Past Exhibition
07 Jul – 11 Nov 2012
Free

"We borrow experiences, every day we borrow experiences and include them in our own... it's an ongoing process, you put a picture together, your past informs your present and future" —Art News New Zealand
Ronnie van Hout, I've Seen Things, 2012

Ronnie van Hout, I've Seen Things, 2012

Ronnie van Hout, I've Seen Things, 2012. Photo: John Lake

Ronnie van Hout, I've Seen Things, 2012. Photo: John Lake

Ronnie van Hout, I've Seen Things, 2012. Photo: Mark Tantrum

Ronnie van Hout, I've Seen Things, 2012. Photo: Mark Tantrum

A solo exhibition by Melbourne-based New Zealand artist Ronnie van Hout about the Canterbury cult 'The Full Gospel Mission'.

Christchurch-born van Hout says as a child he would pass by the tall gates that hid the cult from the outside world. The cult's presence was widely recognised with suspicion and fear, and an unmistakable sense of intrigue.

"It's about this idea of being inside and outside ... there was always a mystery and this idea of being excluded and that being your own society was frowned upon and people were scared of it and afraid of it."

Van Hout can usually be found front and centre stage in his work, the artist offers us endless versions of his own self in the form of models, stand-ins, duplications and distortions. In I've Seen Things, he inserts himself within a bigger historical narrative; that of Canterbury's The Full Gospel Mission, or the 'God Squad', as they were commonly known. A religious cult based around Christchurch from the 1970s through to their disbandment in 2002, I've Seen Things documents their story, one already filtered through rumour, scandal and intrigue, as a tale of downfall. 

The title of the show is taken from a scene in the sci-fi film Blade Runner. Set in a futuristic Los Angeles in 2019, Blade Runner examines memory and identity, asking, what does it take to be human? I've Seen Things places Blade Runner in a larger plot that mines real and fictional stories, with the artist himself inserted into the heart of the tale.

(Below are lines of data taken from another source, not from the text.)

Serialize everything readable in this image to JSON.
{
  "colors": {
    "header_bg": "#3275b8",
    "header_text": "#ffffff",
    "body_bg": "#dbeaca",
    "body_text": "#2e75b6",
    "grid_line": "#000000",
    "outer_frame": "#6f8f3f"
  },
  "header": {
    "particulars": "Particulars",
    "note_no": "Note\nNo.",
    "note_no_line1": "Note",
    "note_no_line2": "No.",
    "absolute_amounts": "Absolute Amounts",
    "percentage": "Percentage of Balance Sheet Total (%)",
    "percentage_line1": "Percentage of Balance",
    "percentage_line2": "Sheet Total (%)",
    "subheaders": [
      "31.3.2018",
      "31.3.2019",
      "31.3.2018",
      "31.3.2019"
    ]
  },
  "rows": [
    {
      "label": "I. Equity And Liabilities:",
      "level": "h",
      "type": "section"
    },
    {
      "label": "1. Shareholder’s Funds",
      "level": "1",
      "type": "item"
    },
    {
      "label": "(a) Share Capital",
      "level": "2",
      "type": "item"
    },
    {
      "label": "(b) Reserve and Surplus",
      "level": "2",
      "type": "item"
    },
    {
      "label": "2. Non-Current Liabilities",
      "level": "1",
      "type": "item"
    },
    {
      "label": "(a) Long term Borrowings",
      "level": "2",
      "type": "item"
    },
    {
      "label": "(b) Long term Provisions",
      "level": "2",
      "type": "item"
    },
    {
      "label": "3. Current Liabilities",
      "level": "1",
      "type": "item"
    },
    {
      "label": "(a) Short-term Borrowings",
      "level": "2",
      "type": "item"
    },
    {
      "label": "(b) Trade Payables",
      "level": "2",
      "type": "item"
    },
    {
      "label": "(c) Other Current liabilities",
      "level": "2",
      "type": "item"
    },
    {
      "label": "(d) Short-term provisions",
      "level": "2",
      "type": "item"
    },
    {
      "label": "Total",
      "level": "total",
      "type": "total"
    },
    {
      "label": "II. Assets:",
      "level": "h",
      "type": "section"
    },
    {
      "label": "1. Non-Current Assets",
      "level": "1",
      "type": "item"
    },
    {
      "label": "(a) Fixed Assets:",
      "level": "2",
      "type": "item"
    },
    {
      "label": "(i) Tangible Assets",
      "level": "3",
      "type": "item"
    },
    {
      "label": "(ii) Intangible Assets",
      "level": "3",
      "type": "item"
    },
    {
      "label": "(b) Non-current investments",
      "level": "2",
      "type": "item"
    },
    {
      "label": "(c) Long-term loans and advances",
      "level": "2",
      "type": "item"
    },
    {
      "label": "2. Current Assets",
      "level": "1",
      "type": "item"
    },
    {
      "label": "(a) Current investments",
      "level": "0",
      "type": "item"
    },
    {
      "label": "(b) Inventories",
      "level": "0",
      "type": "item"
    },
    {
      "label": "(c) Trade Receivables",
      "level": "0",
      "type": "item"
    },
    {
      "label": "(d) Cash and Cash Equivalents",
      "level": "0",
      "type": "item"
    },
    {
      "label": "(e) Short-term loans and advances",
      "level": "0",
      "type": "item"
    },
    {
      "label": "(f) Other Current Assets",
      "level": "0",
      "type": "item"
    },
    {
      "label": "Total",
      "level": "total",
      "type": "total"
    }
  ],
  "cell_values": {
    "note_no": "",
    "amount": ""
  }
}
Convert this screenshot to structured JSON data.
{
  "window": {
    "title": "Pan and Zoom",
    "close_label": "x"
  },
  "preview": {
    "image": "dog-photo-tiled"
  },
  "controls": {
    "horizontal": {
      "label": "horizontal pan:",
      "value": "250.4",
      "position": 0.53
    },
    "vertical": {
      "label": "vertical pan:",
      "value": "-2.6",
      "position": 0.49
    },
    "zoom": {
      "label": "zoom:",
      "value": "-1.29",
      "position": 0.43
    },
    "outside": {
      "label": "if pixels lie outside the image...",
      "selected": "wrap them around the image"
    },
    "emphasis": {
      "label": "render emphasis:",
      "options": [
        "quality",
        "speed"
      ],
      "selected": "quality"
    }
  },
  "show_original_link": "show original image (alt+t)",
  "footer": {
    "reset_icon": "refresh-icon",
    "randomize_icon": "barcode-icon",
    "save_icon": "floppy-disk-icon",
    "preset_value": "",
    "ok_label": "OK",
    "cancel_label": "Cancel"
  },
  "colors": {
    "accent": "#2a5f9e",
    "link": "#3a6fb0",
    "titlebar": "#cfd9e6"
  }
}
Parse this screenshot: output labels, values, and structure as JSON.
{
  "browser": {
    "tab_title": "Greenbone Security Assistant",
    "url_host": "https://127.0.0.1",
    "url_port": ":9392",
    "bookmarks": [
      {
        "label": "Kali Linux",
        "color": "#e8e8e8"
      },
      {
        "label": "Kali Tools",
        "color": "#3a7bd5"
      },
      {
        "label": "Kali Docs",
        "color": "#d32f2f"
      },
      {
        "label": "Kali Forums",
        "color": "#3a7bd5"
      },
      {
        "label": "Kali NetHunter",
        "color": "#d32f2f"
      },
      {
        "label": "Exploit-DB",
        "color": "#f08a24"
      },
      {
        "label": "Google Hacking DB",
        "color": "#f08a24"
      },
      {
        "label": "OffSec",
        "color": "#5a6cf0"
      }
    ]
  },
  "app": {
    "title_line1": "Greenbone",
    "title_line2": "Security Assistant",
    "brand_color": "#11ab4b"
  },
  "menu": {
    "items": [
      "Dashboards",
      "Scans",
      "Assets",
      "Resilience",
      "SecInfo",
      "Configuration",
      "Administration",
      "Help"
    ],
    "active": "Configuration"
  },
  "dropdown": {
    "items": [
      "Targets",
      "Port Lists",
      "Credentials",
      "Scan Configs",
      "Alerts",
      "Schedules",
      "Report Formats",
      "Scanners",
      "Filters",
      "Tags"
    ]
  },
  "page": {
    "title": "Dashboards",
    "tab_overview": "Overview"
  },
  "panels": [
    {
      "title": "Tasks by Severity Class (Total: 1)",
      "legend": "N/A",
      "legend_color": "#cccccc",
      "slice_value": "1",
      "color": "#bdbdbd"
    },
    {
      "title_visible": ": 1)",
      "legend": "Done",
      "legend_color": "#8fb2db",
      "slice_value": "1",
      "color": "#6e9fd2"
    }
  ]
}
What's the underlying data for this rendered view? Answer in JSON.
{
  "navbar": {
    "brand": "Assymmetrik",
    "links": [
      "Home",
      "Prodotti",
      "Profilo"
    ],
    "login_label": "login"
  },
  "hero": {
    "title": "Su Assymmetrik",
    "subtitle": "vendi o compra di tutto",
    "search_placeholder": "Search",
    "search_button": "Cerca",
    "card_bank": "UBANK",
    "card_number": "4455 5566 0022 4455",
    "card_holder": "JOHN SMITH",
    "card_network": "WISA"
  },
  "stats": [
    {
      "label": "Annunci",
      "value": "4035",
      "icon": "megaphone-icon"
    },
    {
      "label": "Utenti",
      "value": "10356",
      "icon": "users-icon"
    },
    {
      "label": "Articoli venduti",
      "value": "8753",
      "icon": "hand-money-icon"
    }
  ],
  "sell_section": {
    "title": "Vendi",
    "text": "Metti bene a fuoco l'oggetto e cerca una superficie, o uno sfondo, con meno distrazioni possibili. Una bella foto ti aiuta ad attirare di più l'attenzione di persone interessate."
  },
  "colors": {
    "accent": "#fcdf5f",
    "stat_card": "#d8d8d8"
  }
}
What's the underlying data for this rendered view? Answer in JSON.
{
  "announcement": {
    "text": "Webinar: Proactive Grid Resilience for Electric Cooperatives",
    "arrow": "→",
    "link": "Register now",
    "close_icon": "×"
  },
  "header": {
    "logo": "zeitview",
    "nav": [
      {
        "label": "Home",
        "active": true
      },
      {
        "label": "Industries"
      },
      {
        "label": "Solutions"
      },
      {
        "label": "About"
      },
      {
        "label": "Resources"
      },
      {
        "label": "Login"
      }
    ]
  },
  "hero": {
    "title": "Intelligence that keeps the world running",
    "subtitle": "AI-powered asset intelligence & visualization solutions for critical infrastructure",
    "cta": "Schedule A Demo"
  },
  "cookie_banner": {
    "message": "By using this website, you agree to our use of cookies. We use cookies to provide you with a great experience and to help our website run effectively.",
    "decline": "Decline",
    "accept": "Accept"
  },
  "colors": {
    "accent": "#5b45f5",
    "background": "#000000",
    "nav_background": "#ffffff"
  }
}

Ronnie van Hout has worked with a wide variety of media including sculpture, video, painting, photography, embroidery and sound recordings.